The main text here is the first English translation of Roché’s “novel” Victor, an account of his friendship with Duchamp (nicknamed Victor by his close friends at that time). Although unfinished, Roché’s text offers a unique first-hand account of New York Dada, all of whose principal characters and events duly make an appearance: Francis Picabia, Arthur Cravan, the Arensbergs and their soirées, the Blind Man’s Ball and the scandal of Duchamp’s Fountain and its rejection from the Independents exhibition, a pivotal moment in modern art. There are also interesting insights into the sexual politics of the period, when a woman could be arrested, or blackmailed, for spending the night with a man to whom she was not married.
Victor is followed by a complete facsimile of the Dada magazine produced by these three: The Blind Man, the second issue of which was devoted to the controversy surrounding the Fountain. Beatrice Wood’s account of these events is taken from her memoirs.
Marcel Duchamp needs little introduction, being one of the most influential artists of the last century. Roché, a lifelong friend of his, appears to have been something of a devotee of triangular relationships; he wrote a rather more famous autobiographical novel on the topic, Jules et Jim, which became an emblematic film by François Truffaut. Wood went on to become a celebrated ceramicist, dying in 1998, aged 105.
The introduction and commentary is by Dawn Ades, the well-known scholar of Dada and Surrealism.
Rarities from 1917:Facsimiles of The Blind Man No.1,
The Blind Man No.2
and Rongwrong
(Marcel Duchamp, Henri-Pierre Roché and Beatrice Wood, eds.)compiled by Thomas Girst (visuals by Andrzej Mika)
A few years after his arrival in the United States, Marcel Duchamp, together with his friends Henri-Pierre Roché and Beatrice Wood, published three small and very short-lived issues of what can only be described as genuine Dada-journals: The Blind Man No.1 (April 1917; Arturo Schwarz, The Complete Works of Marcel Duchamp, vol. 2, New York: Delano Greenidge, 1997,  # 346), The Blind Man No. 2 (May 1917; # 347) and Rongwrong (July 1917; #348). Of the three, the Blind Man No. 2 is best remembered for publishing documents surrounding the scandal of Duchamp's 1917 urinal Fountain. But the other numbers also hold an abundance of material on the budding, European-infiltrated and subversive New York art scene.
Without further ado, dear reader, please see for yourself! Only once before, in 1970, were print-facsimiles of the three magazines made. Published in a small edition by Arturo Schwarz (Documenti Dada e Surrealisti, Archivi d'Arte del XX Secolo, Rome; editor: Gabriele Mazzotta, Milan) in a brown cardboard folder whose design imitates wood, Dada Americano also includes reprints of Duchamp's and Man Ray's one and only issue of New York Dada (April, 1921) as well as the latter's four-page foldout of the Ridgefield Gazook (No. 0, March 31st, 1915).
The following clickable flip-through visuals of all pages of both issues of the Blind Man as well as Rongwrong are scans from the 1970 Schwarz edition and make their full content available to a large audience for the first time. The original magazines are part of the Vera, Silvia and Arturo Schwarz collection Dada and Surrealist Art at the Israel Museum of Art, Jerusalem.
In recent years, the International Dada Archive of the University of Iowa has started to scan and mount documents from their collection: A number of early Dada magazines may be viewed at
(suggested reading: Beatrice Wood, I Shock Myself, San Francisco: Chronicle Books, 1985, esp. pp. 26-36; Francis M. Naumann, New York Dada 1915-1923, New York: Abrams, 1994, esp. pp. 46-47, 184-187; Francis M. Naumann, Marcel Duchamp: The Art of Making Art in the Age of Mechanical Reproduction, New York: Abrams (distrib.), 1999, pp. 74-75)

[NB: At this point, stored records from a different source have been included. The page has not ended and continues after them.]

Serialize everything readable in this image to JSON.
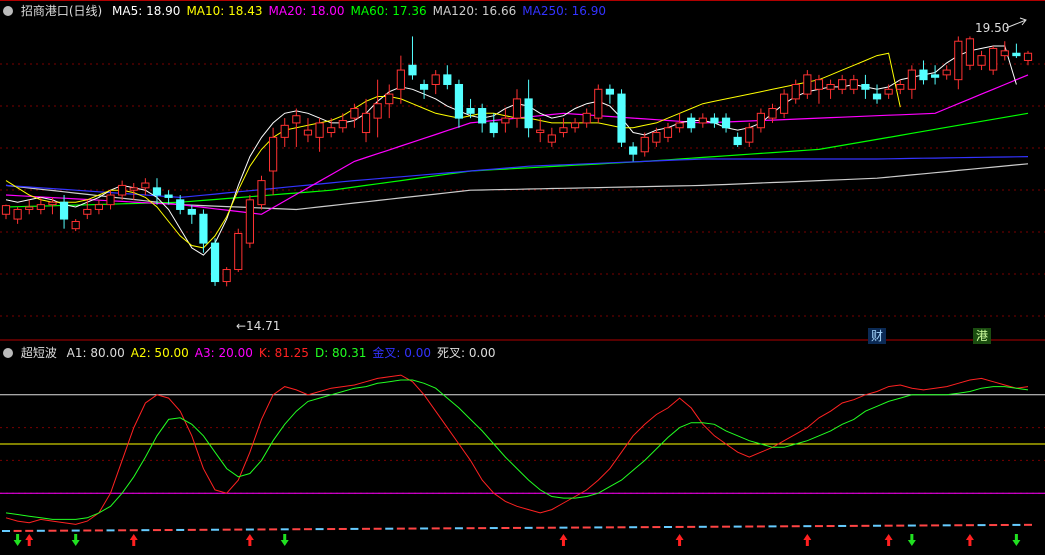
{
  "chart_data": [
    {
      "type": "candlestick",
      "title": "招商港口(日线)",
      "ylim": [
        14.0,
        20.2
      ],
      "series_legend": [
        {
          "label": "MA5",
          "value": "18.90",
          "color": "#ffffff"
        },
        {
          "label": "MA10",
          "value": "18.43",
          "color": "#ffff00"
        },
        {
          "label": "MA20",
          "value": "18.00",
          "color": "#ff00ff"
        },
        {
          "label": "MA60",
          "value": "17.36",
          "color": "#00ff00"
        },
        {
          "label": "MA120",
          "value": "16.66",
          "color": "#cccccc"
        },
        {
          "label": "MA250",
          "value": "16.90",
          "color": "#3333ff"
        }
      ],
      "ohlc": [
        [
          16.2,
          16.4,
          16.1,
          16.38
        ],
        [
          16.1,
          16.35,
          16.0,
          16.3
        ],
        [
          16.3,
          16.5,
          16.2,
          16.35
        ],
        [
          16.3,
          16.55,
          16.2,
          16.4
        ],
        [
          16.4,
          16.55,
          16.2,
          16.45
        ],
        [
          16.45,
          16.6,
          15.9,
          16.1
        ],
        [
          15.9,
          16.1,
          15.85,
          16.05
        ],
        [
          16.2,
          16.5,
          16.1,
          16.3
        ],
        [
          16.3,
          16.5,
          16.2,
          16.4
        ],
        [
          16.4,
          16.7,
          16.3,
          16.6
        ],
        [
          16.6,
          16.9,
          16.5,
          16.8
        ],
        [
          16.7,
          16.85,
          16.5,
          16.75
        ],
        [
          16.75,
          16.95,
          16.6,
          16.85
        ],
        [
          16.75,
          16.95,
          16.4,
          16.6
        ],
        [
          16.6,
          16.7,
          16.4,
          16.55
        ],
        [
          16.5,
          16.6,
          16.2,
          16.3
        ],
        [
          16.3,
          16.4,
          16.0,
          16.2
        ],
        [
          16.2,
          16.3,
          15.4,
          15.6
        ],
        [
          15.6,
          15.7,
          14.71,
          14.8
        ],
        [
          14.8,
          15.1,
          14.7,
          15.05
        ],
        [
          15.05,
          15.9,
          15.0,
          15.8
        ],
        [
          15.6,
          16.6,
          15.5,
          16.5
        ],
        [
          16.4,
          17.0,
          16.3,
          16.9
        ],
        [
          17.1,
          18.0,
          16.6,
          17.8
        ],
        [
          17.8,
          18.2,
          17.6,
          18.05
        ],
        [
          18.1,
          18.4,
          17.6,
          18.25
        ],
        [
          17.85,
          18.2,
          17.7,
          17.95
        ],
        [
          17.8,
          18.2,
          17.5,
          18.1
        ],
        [
          17.9,
          18.2,
          17.8,
          18.0
        ],
        [
          18.0,
          18.3,
          17.9,
          18.15
        ],
        [
          18.2,
          18.5,
          18.0,
          18.4
        ],
        [
          17.9,
          18.6,
          17.7,
          18.3
        ],
        [
          18.2,
          19.0,
          17.8,
          18.5
        ],
        [
          18.5,
          18.9,
          18.2,
          18.7
        ],
        [
          18.8,
          19.5,
          18.5,
          19.2
        ],
        [
          19.3,
          19.9,
          19.0,
          19.1
        ],
        [
          18.9,
          19.0,
          18.6,
          18.8
        ],
        [
          18.9,
          19.2,
          18.7,
          19.1
        ],
        [
          19.1,
          19.3,
          18.8,
          18.9
        ],
        [
          18.9,
          19.0,
          18.0,
          18.2
        ],
        [
          18.4,
          18.6,
          18.2,
          18.3
        ],
        [
          18.4,
          18.5,
          17.9,
          18.1
        ],
        [
          18.1,
          18.3,
          17.8,
          17.9
        ],
        [
          18.1,
          18.4,
          17.9,
          18.2
        ],
        [
          18.2,
          18.8,
          18.0,
          18.6
        ],
        [
          18.6,
          19.0,
          17.8,
          18.0
        ],
        [
          17.9,
          18.2,
          17.7,
          17.95
        ],
        [
          17.7,
          18.0,
          17.6,
          17.85
        ],
        [
          17.9,
          18.2,
          17.8,
          18.0
        ],
        [
          18.0,
          18.2,
          17.9,
          18.1
        ],
        [
          18.1,
          18.4,
          18.0,
          18.3
        ],
        [
          18.2,
          18.9,
          18.1,
          18.8
        ],
        [
          18.8,
          18.9,
          18.5,
          18.7
        ],
        [
          18.7,
          18.8,
          17.6,
          17.7
        ],
        [
          17.6,
          17.7,
          17.3,
          17.45
        ],
        [
          17.5,
          17.9,
          17.4,
          17.8
        ],
        [
          17.7,
          18.0,
          17.6,
          17.9
        ],
        [
          17.8,
          18.1,
          17.7,
          18.0
        ],
        [
          18.0,
          18.3,
          17.9,
          18.1
        ],
        [
          18.2,
          18.3,
          17.9,
          18.0
        ],
        [
          18.1,
          18.3,
          18.0,
          18.2
        ],
        [
          18.2,
          18.3,
          18.0,
          18.1
        ],
        [
          18.2,
          18.3,
          17.9,
          18.0
        ],
        [
          17.8,
          17.9,
          17.6,
          17.65
        ],
        [
          17.7,
          18.1,
          17.6,
          18.0
        ],
        [
          18.0,
          18.4,
          17.9,
          18.3
        ],
        [
          18.2,
          18.5,
          18.1,
          18.4
        ],
        [
          18.3,
          18.8,
          18.2,
          18.7
        ],
        [
          18.6,
          19.0,
          18.5,
          18.9
        ],
        [
          18.7,
          19.2,
          18.6,
          19.1
        ],
        [
          18.8,
          19.1,
          18.5,
          19.0
        ],
        [
          18.8,
          19.0,
          18.6,
          18.9
        ],
        [
          18.8,
          19.1,
          18.7,
          19.0
        ],
        [
          18.8,
          19.1,
          18.7,
          19.0
        ],
        [
          18.9,
          19.1,
          18.6,
          18.8
        ],
        [
          18.7,
          18.9,
          18.5,
          18.6
        ],
        [
          18.7,
          18.9,
          18.6,
          18.8
        ],
        [
          18.8,
          19.0,
          18.7,
          18.9
        ],
        [
          18.8,
          19.3,
          18.6,
          19.2
        ],
        [
          19.2,
          19.4,
          18.9,
          19.0
        ],
        [
          19.1,
          19.3,
          18.9,
          19.05
        ],
        [
          19.1,
          19.3,
          19.0,
          19.2
        ],
        [
          19.0,
          19.9,
          18.8,
          19.8
        ],
        [
          19.3,
          19.9,
          19.2,
          19.85
        ],
        [
          19.3,
          19.6,
          19.2,
          19.5
        ],
        [
          19.2,
          19.7,
          19.1,
          19.65
        ],
        [
          19.5,
          19.8,
          19.4,
          19.6
        ],
        [
          19.55,
          19.75,
          19.45,
          19.5
        ],
        [
          19.4,
          19.6,
          19.3,
          19.55
        ]
      ],
      "ma": [
        [
          16.5,
          16.45,
          16.5,
          16.55,
          16.5,
          16.4,
          16.35,
          16.45,
          16.55,
          16.7,
          16.8,
          16.75,
          16.7,
          16.55,
          16.3,
          15.9,
          15.5,
          15.35,
          15.6,
          16.1,
          16.8,
          17.4,
          17.8,
          18.1,
          18.3,
          18.35,
          18.3,
          18.2,
          18.1,
          18.1,
          18.15,
          18.3,
          18.55,
          18.75,
          18.85,
          18.8,
          18.7,
          18.6,
          18.45,
          18.35,
          18.25,
          18.2,
          18.25,
          18.4,
          18.5,
          18.45,
          18.3,
          18.2,
          18.25,
          18.4,
          18.5,
          18.55,
          18.45,
          18.2,
          17.9,
          17.85,
          17.95,
          18.0,
          18.1,
          18.15,
          18.15,
          18.1,
          18.0,
          17.95,
          18.0,
          18.1,
          18.3,
          18.5,
          18.65,
          18.75,
          18.8,
          18.85,
          18.85,
          18.9,
          18.85,
          18.8,
          18.85,
          19.0,
          19.05,
          19.1,
          19.15,
          19.35,
          19.5,
          19.6,
          19.65,
          19.7,
          19.7,
          18.9
        ],
        [
          16.9,
          16.75,
          16.6,
          16.5,
          16.45,
          16.45,
          16.45,
          16.5,
          16.6,
          16.7,
          16.7,
          16.65,
          16.55,
          16.35,
          16.05,
          15.75,
          15.55,
          15.5,
          15.75,
          16.15,
          16.7,
          17.2,
          17.55,
          17.8,
          17.95,
          18.0,
          18.05,
          18.1,
          18.15,
          18.25,
          18.4,
          18.55,
          18.65,
          18.65,
          18.6,
          18.5,
          18.4,
          18.3,
          18.25,
          18.2,
          18.25,
          18.3,
          18.3,
          18.25,
          18.2,
          18.2,
          18.15,
          18.1,
          18.1,
          18.1,
          18.1,
          18.1,
          18.05,
          18.0,
          18.0,
          18.05,
          18.1,
          18.2,
          18.3,
          18.4,
          18.5,
          18.55,
          18.6,
          18.65,
          18.7,
          18.75,
          18.8,
          18.85,
          18.9,
          18.95,
          19.0,
          19.1,
          19.2,
          19.3,
          19.4,
          19.5,
          19.55,
          18.43
        ]
      ]
    },
    {
      "type": "line",
      "title": "超短波",
      "ylim": [
        0,
        100
      ],
      "params": [
        {
          "label": "A1",
          "value": "80.00",
          "color": "#dddddd"
        },
        {
          "label": "A2",
          "value": "50.00",
          "color": "#ffff00"
        },
        {
          "label": "A3",
          "value": "20.00",
          "color": "#ff00ff"
        },
        {
          "label": "K",
          "value": "81.25",
          "color": "#ff2222"
        },
        {
          "label": "D",
          "value": "80.31",
          "color": "#22ff22"
        },
        {
          "label": "金叉",
          "value": "0.00",
          "color": "#3333ff"
        },
        {
          "label": "死叉",
          "value": "0.00",
          "color": "#dddddd"
        }
      ],
      "k": [
        5,
        3,
        2,
        4,
        3,
        2,
        1,
        3,
        8,
        20,
        40,
        60,
        75,
        80,
        78,
        70,
        55,
        35,
        22,
        20,
        28,
        45,
        65,
        80,
        85,
        83,
        80,
        82,
        84,
        85,
        86,
        88,
        90,
        91,
        92,
        88,
        80,
        70,
        60,
        50,
        40,
        28,
        20,
        15,
        12,
        10,
        8,
        10,
        14,
        18,
        22,
        28,
        35,
        45,
        55,
        62,
        68,
        72,
        78,
        72,
        62,
        55,
        50,
        45,
        42,
        45,
        48,
        52,
        56,
        60,
        66,
        70,
        75,
        77,
        80,
        82,
        85,
        86,
        84,
        83,
        84,
        85,
        87,
        89,
        90,
        88,
        86,
        84,
        85,
        81.25
      ],
      "d": [
        8,
        7,
        6,
        5,
        4,
        4,
        4,
        5,
        8,
        12,
        20,
        30,
        42,
        55,
        65,
        66,
        62,
        55,
        45,
        35,
        30,
        32,
        40,
        52,
        62,
        70,
        76,
        78,
        80,
        82,
        84,
        85,
        87,
        88,
        89,
        89,
        87,
        84,
        78,
        72,
        65,
        58,
        50,
        42,
        35,
        28,
        22,
        18,
        17,
        17,
        18,
        20,
        24,
        28,
        34,
        40,
        47,
        54,
        60,
        63,
        63,
        62,
        58,
        55,
        52,
        50,
        48,
        48,
        50,
        52,
        55,
        58,
        62,
        65,
        70,
        73,
        76,
        78,
        80,
        80,
        80,
        80,
        81,
        82,
        84,
        85,
        85,
        84,
        83,
        80.31
      ]
    }
  ],
  "price_labels": {
    "high": "19.50",
    "low": "14.71"
  },
  "event_tags": [
    {
      "text": "财",
      "color": "#a8d8ff",
      "bg": "#0b2a55"
    },
    {
      "text": "港",
      "color": "#cfff9f",
      "bg": "#1b4d10"
    }
  ],
  "signals": {
    "up_color": "#ff2020",
    "down_color": "#20e020",
    "up_idx": [
      2,
      11,
      21,
      48,
      58,
      69,
      76,
      83
    ],
    "down_idx": [
      1,
      6,
      24,
      78,
      87
    ]
  }
}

Popular posts from this blog

Steven Seidenberg - a dramatic intensification of Seidenberg’s career-long blurring of fiction, poetry, and philosophy—an accomplishment recalling the literary contributions of Blanchot, Bernhard, and pre-impasse Beckett

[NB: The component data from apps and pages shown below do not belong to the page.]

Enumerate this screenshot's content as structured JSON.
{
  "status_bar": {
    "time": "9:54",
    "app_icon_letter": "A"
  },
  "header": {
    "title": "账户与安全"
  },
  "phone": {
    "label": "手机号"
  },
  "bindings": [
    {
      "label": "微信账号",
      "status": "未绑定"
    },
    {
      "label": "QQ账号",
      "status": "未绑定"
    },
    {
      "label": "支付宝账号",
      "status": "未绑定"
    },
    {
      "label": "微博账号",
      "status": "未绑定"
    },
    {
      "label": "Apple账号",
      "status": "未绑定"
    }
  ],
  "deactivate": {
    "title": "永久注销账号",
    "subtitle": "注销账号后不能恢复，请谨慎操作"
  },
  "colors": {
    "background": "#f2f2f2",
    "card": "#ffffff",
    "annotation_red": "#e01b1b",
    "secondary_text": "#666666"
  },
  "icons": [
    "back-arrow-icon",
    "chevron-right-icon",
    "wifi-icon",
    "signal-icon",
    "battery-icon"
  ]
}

Leon Forrest - Fabulous, wildly comic, and Ulysses-like. a huge oratorio of the sacred and the profane, set in bars, churches, and barbershops .

Futures and Fictions - In what ways could we imagine a world different from the one in which we currently live?